The resulting effect depends on the color grade of the stone together with the grade and color of the fluorescence. The most common fluorescence in colorless diamonds is blue. In a lower colorless diamond grade, a blue fluorescence may compliment the color of the stone. However, in a higher grade stone, a yellow fluorescence can negatively affect the clarity by withdrawing from the color or causing a milky or cloudy overcast.
What can be said with some certainty is that, under the right lighting, it can actually add to lower grade diamonds while taking away from higher grade stones.
Fancy Colored Diamonds
In most fancy colored diamonds, the fluorescence might not actually reduce the intensity of the stone. Interestingly enough, the glow together with the combination of the diamond color, can often complement each other. Under the right lighting, this amazing phenomenon can actually help enhance the magic of the color.
Finding a yellow diamond with fluorescence is actually quite common. However, the illumination level is usually quite faint. When purchasing a yellow diamond, be sure to speak with the vendor and ask what type of effect the fluorescence has on the stone. In certain cases it might not be noticeable. In others, it can give the stone a slight brownish tint or even a milky appearance. The benefit is that if the fluorescence is not visible, for a significantly reduced cost you can acquire a stone that looks no different from one without any fluorescence at all.
Pink colored diamonds, on the other hand, are quite difficult to find without fluorescence. In fact, since the addition is so common, especially in Argyle pink diamonds, even a strong grade will generally not negatively impact the value of the stone.
In general, a pure blue diamond will not have any fluorescence at all. In the event that fluorescence is found, which most likely means that the diamond is slightly combined with a greenish overtone, the fluorescence will usually not even be noticeable.
Like anything else in life, the rarer things are, the more some want to get their hands on it. Certain shades of fluorescence are even considered by some, collector's items. For example, a red fluorescence is so rarely seen, when it is found it is celebrated. Be sure to ask the jeweler for their recommendations on the stones.
Whether positive or negative, to see the affect in reality is breathtaking. Have a look at the image below. Images like this are the reason diamond fluorescence is sometimes referred to as magnificent.
Fancy Color Diamond Fluoresence
The colors of the diamonds shown are:
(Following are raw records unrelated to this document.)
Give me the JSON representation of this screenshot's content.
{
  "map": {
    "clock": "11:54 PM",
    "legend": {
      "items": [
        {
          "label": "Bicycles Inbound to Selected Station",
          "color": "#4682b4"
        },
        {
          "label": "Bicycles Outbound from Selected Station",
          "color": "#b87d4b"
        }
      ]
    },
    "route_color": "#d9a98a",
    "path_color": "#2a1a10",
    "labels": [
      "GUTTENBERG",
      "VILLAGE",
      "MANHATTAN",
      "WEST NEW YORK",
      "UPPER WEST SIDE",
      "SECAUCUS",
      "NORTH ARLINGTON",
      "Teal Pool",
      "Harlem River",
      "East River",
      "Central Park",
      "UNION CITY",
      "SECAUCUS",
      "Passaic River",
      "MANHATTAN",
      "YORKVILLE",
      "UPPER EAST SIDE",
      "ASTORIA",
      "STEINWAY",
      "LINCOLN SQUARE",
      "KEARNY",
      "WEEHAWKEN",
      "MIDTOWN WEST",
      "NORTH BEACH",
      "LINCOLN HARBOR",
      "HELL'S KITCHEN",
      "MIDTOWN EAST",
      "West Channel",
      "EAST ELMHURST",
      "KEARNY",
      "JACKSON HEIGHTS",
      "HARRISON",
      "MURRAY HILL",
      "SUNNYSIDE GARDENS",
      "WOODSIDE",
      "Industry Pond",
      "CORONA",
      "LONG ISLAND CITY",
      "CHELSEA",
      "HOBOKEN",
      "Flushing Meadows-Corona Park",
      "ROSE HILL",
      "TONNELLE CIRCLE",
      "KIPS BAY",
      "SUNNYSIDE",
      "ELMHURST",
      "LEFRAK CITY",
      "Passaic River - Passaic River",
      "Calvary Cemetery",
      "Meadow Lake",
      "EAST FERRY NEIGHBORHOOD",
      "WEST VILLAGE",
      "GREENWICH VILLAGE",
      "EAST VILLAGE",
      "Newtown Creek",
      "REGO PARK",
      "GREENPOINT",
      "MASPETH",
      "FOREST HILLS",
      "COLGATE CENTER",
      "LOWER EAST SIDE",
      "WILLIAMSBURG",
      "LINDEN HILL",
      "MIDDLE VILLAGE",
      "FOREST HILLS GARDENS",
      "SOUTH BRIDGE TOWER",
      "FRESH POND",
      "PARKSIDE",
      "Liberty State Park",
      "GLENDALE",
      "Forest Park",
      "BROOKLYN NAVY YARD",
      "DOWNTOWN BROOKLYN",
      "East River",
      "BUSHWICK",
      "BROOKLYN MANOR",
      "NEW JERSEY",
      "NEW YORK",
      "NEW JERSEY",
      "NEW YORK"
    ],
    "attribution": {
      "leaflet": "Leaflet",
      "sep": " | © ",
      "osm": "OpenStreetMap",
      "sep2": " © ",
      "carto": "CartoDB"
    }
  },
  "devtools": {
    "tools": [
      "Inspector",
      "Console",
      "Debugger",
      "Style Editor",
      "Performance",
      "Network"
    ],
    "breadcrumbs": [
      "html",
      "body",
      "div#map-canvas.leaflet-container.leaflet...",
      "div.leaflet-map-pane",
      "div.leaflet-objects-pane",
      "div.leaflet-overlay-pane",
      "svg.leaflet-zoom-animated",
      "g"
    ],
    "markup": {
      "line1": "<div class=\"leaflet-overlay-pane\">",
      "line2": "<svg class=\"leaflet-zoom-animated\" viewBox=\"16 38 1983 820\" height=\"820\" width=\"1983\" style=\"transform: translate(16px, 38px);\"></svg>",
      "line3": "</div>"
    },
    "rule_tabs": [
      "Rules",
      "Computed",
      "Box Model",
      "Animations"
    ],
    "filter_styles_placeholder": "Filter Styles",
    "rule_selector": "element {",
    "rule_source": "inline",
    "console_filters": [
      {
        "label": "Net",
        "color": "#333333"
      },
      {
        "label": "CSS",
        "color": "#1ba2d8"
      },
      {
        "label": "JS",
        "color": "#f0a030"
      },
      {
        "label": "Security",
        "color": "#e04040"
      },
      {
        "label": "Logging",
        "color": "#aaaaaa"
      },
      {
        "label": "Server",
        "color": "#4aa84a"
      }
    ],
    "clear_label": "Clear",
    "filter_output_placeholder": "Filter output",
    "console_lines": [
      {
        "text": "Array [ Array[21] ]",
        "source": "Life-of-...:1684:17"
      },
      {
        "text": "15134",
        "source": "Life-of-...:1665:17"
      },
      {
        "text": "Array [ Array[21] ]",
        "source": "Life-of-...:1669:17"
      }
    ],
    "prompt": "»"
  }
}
Most importantly, you should be happy with the diamonds you purchase. Make sure to speak to the retailer you are dealing with and find out all the information upfront. Have a look at the stone under different lighting and always look over the certificate.
Contributor: Benji Margolese